#### Records provided
--- START ---
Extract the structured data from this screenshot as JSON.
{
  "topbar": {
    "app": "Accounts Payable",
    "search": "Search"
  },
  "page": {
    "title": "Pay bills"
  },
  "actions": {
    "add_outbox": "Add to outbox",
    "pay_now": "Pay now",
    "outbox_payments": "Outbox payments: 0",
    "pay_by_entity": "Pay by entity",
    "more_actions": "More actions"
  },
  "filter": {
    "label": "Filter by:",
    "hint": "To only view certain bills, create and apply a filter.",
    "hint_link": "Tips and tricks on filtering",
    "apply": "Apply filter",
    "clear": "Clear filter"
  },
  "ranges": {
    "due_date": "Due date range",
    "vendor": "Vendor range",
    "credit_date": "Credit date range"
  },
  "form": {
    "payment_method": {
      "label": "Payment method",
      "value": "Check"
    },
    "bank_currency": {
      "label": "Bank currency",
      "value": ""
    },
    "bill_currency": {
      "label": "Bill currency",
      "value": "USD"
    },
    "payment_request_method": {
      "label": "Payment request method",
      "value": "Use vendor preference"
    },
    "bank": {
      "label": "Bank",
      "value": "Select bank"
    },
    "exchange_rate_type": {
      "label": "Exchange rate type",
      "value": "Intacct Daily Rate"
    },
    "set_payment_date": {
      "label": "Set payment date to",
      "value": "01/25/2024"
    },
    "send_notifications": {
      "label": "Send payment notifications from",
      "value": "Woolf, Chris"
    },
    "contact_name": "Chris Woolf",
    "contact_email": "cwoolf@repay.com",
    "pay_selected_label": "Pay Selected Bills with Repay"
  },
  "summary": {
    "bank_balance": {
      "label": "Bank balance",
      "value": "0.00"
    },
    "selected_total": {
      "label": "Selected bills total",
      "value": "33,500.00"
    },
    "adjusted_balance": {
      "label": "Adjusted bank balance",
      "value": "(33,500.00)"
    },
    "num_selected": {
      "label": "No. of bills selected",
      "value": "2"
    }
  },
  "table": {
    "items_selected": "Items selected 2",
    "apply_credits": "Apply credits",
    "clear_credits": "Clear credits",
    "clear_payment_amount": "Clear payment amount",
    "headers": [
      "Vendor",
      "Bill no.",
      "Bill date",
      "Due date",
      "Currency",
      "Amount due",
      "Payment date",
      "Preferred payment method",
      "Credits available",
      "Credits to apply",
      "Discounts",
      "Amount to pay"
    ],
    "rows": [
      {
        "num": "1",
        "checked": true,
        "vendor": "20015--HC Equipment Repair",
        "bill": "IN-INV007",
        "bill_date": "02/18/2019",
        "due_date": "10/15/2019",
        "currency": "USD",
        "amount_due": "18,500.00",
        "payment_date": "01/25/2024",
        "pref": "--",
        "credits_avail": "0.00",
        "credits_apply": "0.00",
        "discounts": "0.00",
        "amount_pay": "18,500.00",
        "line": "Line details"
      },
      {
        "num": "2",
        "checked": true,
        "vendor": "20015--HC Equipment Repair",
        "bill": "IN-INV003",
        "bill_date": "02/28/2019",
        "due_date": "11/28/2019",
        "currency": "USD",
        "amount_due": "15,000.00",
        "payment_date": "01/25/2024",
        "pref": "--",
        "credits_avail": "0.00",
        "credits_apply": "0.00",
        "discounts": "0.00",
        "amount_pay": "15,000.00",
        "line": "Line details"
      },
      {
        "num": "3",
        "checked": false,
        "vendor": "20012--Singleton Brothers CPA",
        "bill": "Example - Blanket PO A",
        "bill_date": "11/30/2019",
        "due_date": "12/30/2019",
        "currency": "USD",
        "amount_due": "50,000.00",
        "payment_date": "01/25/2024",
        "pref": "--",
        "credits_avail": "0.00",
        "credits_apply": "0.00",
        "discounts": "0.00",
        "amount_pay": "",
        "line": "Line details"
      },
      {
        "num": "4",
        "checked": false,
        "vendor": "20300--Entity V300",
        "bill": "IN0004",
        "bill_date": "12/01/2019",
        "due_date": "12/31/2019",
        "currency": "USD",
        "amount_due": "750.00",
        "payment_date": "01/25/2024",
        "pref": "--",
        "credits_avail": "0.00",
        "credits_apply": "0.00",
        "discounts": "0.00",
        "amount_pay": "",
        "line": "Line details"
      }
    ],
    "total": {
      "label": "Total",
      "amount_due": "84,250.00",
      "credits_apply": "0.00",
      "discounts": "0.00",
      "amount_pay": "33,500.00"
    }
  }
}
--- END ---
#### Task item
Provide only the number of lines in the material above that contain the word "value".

#### Exercise solution
12